The Kabul Conference has set 2014 as a milestone for the Afghan government to assume full economic and military responsibilities of the Central Asian country. This progressive shift is conditioned by events which do not represent a wavering commitment, but were necessary to quell the growing impatience – in the [Read more]
State Department spokesperson P.J. Crowley, as well as his top legal advisor, the respected jurist Harold Hongju Koh, have not tired of repeating today, before the insistent questioning of the foreign press, that the resolution by the International Court at the Hague is specific to Kosovo and cannot be extrapolated in [Read more]
If anything is strong in the United States, it is the value of the brand.
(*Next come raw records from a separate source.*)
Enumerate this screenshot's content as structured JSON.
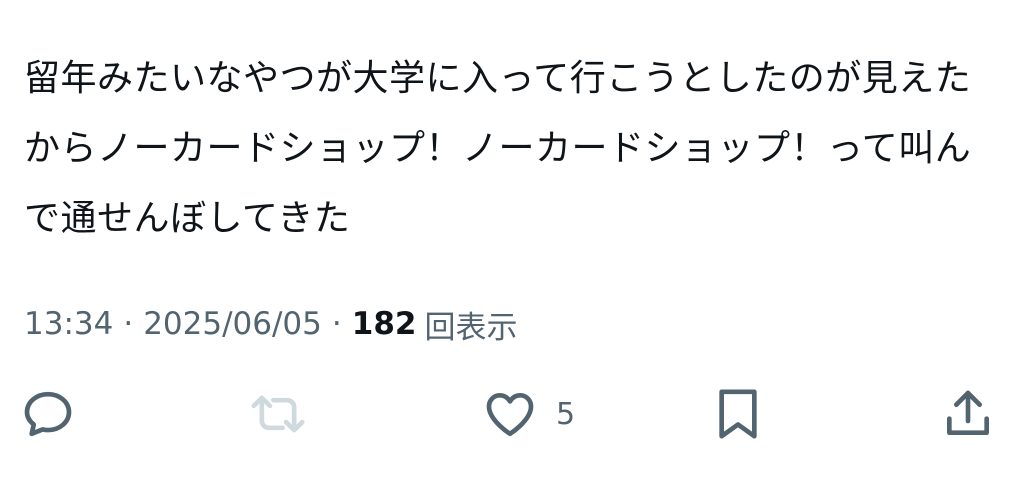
{
  "tweet": {
    "text": "留年みたいなやつが大学に入って行こうとしたのが見えたからノーカードショップ！ノーカードショップ！って叫んで通せんぼしてきた"
  },
  "meta": {
    "time": "13:34",
    "separator": "·",
    "date": "2025/06/05",
    "views_count": "182",
    "views_label": "回表示"
  },
  "actions": {
    "reply_icon": "reply-icon",
    "retweet_icon": "retweet-icon",
    "like_icon": "heart-icon",
    "like_count": "5",
    "bookmark_icon": "bookmark-icon",
    "share_icon": "share-icon"
  },
  "colors": {
    "text": "#0f1419",
    "secondary": "#536471",
    "icon": "#536471",
    "icon_disabled": "#cfd9de",
    "background": "#ffffff"
  }
}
The value of the American brand, that is. For example, if you tell an American that the United States has less social mobility than in Europe, he will think you have lost your mind.
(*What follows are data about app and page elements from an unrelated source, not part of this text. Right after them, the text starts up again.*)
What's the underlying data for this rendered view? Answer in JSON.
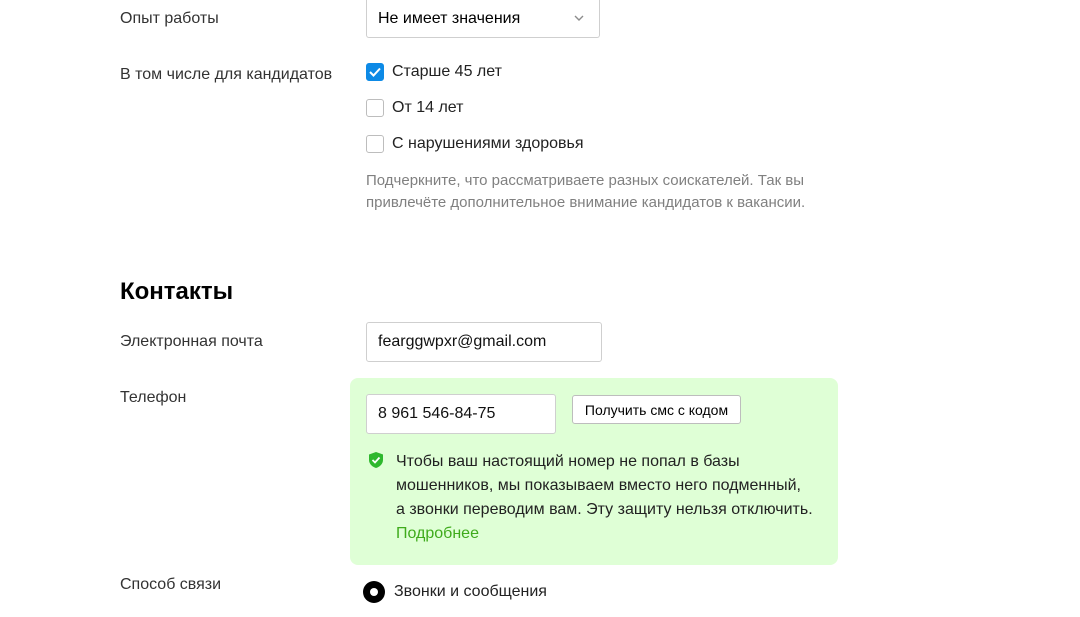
{
  "experience": {
    "label": "Опыт работы",
    "selected": "Не имеет значения"
  },
  "candidates": {
    "label": "В том числе для кандидатов",
    "options": [
      {
        "label": "Старше 45 лет",
        "checked": true
      },
      {
        "label": "От 14 лет",
        "checked": false
      },
      {
        "label": "С нарушениями здоровья",
        "checked": false
      }
    ],
    "hint_line1": "Подчеркните, что рассматриваете разных соискателей. Так вы",
    "hint_line2": "привлечёте дополнительное внимание кандидатов к вакансии."
  },
  "contacts": {
    "title": "Контакты",
    "email_label": "Электронная почта",
    "email_value": "fearggwpxr@gmail.com",
    "phone_label": "Телефон",
    "phone_value": "8 961 546-84-75",
    "sms_button": "Получить смс с кодом",
    "protection_line1": "Чтобы ваш настоящий номер не попал в базы",
    "protection_line2": "мошенников, мы показываем вместо него подменный,",
    "protection_line3": "а звонки переводим вам. Эту защиту нельзя отключить.",
    "more_link": "Подробнее",
    "method_label": "Способ связи",
    "method_option": "Звонки и сообщения"
  },
  "colors": {
    "checkbox_checked": "#0d8ae6",
    "protection_bg": "#dfffd6",
    "link_green": "#3fab1c",
    "shield_green": "#2eb82e"
  },
  "icons": [
    "chevron-down-icon",
    "checkmark-icon",
    "shield-check-icon",
    "radio-selected-icon"
  ]
}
This was the focus of a three-hour long conversation in my [Read more]
<b>...And in the Supreme Court? And in Congress? And in...?</b>
In a historic decision, the United States Supreme Court has declared that the country’s municipal authorities do not have the right to limit its citizens’ right to have weapons.
Like any other decision, it is disputable and debatable. Its practical [Read more]
Since some time ago, analysts have been warning about the toll the huge effort in Afghanistan and Iraq will take on the U.S. Army. When combined, these two wars have already lasted 15 years. The data released this week about the number of suicides among U.S. troops confirm the worst predictions. In June alone, 32 [Read more]
These are the words of Izdat Said Qadoos, a Palestinian who lives near Har Bracha, an illegal settlement in the West Bank financed by a Tennessee non-profit institution. These names appear in a long New York Times article published yesterday, the same day that Prime Minister Benjamin Netanyahu and U.S. President Barack [Read more]
There is a small community in the United States, made up of less than 600,000 people — more than live in the state of Wyoming — that celebrates each Fourth of July with a huge fireworks display despite the fact that they are second-class citizens. In fact, until 1961, these .5 million people could not even elect [Read more]
... the choice of Petraeus also entails long-term risks given the fact that his popularity may boomerang for the White House if in the future Obama and the general disagree on the direction of the strategy to follow in the Afghanistan mess.
The president of the United States has proposed regulation for more than 11 million illegal immigrants. The new law has as many detractors among Democrats as Republicans.
Yesterday in Washington, D.C., Barack Obama defended the necessity for an immigration law, while the mother of a marine killed in Iraq asked for [Read more]
The inspectors for the Minerals Management Service were letting their guard down and were literally in bed with the petroleum industry.